Dataset extract START

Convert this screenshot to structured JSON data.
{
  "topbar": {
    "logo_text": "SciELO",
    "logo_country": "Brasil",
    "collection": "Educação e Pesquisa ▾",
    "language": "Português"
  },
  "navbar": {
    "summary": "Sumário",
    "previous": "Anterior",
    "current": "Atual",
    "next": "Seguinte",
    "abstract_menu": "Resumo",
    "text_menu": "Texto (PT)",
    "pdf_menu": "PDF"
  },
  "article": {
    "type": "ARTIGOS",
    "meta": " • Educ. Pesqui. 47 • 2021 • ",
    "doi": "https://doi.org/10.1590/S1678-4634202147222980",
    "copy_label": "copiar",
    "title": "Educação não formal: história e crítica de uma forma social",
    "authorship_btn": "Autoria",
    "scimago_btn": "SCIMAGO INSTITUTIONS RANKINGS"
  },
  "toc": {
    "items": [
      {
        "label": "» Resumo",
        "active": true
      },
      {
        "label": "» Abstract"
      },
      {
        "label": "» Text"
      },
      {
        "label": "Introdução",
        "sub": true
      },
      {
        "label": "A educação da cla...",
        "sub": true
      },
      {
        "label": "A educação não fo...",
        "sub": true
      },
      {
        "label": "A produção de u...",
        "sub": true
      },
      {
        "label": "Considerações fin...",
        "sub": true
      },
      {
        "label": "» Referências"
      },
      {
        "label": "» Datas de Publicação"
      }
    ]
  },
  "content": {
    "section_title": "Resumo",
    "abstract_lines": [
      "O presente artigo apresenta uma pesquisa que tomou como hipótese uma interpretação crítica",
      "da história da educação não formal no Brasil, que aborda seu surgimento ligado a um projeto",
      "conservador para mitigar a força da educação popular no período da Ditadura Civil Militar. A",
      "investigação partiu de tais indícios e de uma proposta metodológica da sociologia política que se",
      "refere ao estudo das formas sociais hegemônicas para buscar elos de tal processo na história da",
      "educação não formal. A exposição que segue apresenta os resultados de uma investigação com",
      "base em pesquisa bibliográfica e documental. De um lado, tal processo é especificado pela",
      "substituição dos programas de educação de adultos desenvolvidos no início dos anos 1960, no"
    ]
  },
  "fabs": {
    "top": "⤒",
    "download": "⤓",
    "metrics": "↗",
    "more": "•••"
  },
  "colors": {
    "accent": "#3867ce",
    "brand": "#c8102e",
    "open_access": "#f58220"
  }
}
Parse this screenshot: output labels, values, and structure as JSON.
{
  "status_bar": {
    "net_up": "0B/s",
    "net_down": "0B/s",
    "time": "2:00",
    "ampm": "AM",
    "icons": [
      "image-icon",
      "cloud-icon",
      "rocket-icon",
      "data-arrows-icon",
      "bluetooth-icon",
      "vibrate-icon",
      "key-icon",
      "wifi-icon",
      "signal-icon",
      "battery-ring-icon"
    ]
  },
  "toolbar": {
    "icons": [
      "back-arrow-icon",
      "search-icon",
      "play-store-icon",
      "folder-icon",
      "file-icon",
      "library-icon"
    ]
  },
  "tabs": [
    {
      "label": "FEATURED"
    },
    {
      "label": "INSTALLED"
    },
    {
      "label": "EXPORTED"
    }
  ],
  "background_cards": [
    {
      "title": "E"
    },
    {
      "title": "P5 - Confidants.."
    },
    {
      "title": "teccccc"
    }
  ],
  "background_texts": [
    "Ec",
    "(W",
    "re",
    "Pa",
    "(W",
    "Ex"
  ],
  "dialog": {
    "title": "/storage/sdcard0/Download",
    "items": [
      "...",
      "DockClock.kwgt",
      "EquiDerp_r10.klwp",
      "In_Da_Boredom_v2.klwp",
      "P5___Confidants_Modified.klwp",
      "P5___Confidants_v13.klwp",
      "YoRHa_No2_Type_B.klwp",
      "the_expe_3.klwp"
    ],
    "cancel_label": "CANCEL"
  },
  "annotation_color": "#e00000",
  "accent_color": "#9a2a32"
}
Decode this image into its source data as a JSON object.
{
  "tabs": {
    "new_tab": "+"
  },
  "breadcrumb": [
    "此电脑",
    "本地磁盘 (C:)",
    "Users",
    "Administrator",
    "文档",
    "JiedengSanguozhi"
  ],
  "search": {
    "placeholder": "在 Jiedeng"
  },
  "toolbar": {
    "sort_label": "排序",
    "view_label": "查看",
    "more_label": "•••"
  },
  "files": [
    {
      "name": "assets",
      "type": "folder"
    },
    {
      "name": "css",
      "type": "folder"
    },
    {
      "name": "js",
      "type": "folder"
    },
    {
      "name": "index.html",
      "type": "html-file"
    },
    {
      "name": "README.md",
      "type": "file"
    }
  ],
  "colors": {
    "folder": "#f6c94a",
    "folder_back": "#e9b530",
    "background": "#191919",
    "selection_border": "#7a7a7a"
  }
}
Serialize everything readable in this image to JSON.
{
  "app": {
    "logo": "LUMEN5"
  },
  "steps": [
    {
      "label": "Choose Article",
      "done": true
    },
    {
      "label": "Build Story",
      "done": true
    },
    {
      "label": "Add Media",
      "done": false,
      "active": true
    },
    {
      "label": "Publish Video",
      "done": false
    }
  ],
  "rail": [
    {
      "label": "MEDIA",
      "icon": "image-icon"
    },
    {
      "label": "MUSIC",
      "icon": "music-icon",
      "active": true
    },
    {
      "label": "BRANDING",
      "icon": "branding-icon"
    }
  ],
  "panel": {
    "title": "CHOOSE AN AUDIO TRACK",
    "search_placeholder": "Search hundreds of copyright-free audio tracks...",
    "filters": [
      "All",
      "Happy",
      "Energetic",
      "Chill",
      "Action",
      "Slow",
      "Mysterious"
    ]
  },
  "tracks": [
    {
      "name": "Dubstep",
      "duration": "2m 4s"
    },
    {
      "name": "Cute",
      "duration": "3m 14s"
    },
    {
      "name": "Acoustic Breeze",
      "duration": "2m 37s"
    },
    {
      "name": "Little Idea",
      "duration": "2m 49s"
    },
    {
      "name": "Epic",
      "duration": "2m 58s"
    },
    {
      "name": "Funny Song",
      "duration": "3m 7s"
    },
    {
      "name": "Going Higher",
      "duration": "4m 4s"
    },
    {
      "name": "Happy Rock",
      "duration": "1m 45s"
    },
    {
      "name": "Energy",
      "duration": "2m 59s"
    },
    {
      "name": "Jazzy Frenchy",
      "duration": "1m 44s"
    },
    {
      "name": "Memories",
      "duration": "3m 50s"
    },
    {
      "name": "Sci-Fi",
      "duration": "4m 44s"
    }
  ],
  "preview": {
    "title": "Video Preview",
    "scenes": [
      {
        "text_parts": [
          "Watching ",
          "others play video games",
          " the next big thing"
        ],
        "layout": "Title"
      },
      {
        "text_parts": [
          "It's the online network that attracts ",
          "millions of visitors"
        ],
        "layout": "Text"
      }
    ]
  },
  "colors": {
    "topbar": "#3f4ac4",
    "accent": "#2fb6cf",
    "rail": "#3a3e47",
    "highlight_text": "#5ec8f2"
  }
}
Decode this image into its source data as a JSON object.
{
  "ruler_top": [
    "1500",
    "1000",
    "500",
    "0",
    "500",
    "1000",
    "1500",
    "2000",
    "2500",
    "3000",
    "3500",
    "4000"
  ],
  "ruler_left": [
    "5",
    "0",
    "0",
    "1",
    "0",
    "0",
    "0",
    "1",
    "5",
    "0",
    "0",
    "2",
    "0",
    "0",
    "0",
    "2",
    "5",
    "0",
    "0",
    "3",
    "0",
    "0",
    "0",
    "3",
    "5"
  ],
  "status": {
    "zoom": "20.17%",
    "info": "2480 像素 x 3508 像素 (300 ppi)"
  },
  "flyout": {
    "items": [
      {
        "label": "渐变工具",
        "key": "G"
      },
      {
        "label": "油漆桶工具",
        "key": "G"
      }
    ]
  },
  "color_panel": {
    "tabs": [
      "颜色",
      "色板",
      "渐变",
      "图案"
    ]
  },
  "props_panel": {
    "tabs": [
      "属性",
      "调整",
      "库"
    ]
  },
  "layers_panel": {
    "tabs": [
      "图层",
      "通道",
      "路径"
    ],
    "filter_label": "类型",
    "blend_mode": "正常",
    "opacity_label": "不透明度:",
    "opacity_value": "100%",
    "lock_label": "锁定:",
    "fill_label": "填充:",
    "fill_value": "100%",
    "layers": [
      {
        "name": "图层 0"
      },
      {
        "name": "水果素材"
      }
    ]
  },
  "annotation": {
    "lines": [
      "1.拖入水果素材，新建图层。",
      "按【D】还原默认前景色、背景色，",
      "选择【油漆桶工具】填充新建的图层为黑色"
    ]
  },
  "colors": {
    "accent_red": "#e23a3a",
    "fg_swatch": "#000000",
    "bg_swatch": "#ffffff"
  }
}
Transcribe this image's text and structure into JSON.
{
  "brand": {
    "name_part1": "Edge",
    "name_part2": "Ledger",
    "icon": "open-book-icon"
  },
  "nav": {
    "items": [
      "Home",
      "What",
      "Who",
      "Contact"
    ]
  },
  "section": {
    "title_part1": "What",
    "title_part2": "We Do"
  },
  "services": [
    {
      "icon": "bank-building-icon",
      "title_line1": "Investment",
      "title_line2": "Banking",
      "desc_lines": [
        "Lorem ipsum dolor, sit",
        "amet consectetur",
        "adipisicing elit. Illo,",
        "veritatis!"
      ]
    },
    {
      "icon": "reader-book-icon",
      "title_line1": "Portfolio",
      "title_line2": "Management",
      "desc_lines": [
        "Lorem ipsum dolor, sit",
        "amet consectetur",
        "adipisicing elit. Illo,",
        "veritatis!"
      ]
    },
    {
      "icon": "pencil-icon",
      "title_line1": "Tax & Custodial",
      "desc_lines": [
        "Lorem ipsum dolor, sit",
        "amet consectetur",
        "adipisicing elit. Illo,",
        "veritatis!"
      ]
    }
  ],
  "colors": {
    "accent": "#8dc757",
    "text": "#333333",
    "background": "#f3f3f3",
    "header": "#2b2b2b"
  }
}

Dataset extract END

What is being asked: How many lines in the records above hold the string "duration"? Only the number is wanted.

Expected answer: 12